After a middling slump followed by a critically acclaimed spin on The Voice, Shakira decides that it’s finally time to release a self-titled album. Not that she’s rocking the boat here. This little darling has always had the tendency to do her thing, howling like a foghorn when she feels like it, and it’s actually tad disappointing that this album is less kooky than her previous effort.
Don’t be fooled by Can’t Remember to Forget You – it’s no doubt the most marketable song here, which explains its choice as a lead single. The other songs are more of her usual repertoire. We have kooky ballads like Empire, with lines that have me scratching my head at the incomprehensible profundity of it all. “And the stars make love to the universe, you’re my wildfire every single night”… what does it all mean? She gets all moody in tracks like You Don’t Care About Me – about a boy who takes her for granted – or gets up and dances in upbeat tracks like Dare (La La La).

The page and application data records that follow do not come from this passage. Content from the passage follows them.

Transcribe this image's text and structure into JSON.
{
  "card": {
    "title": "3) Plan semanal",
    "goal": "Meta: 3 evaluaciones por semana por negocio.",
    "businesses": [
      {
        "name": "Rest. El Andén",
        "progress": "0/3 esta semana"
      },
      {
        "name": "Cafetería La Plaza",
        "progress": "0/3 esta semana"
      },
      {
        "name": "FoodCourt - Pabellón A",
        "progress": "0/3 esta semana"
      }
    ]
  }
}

But it is on Medicine, a collaborate with fellow The Voice judge Mr Miranda Lambert – I think his name is Blake Shelton – that this album approaches a singular moment of pure brilliance. A blend of country and Shakira’s own brand of froghorn fierce pop, this song manages to be both eccentric and conventional all at once. Her lilting voice and Mr Shelton’s blend together in an unexpectedly attractive manner. This one is fabulous. It’s disappointing, therefore, that the album quickly settles back to mundanity once it’s over.
Shakira is a middle of the road effort, all things considered. I can live with it, but I can easily live without it as well, sigh. I miss those songs about chasing after Matt Damon and having breasts the size of mountains.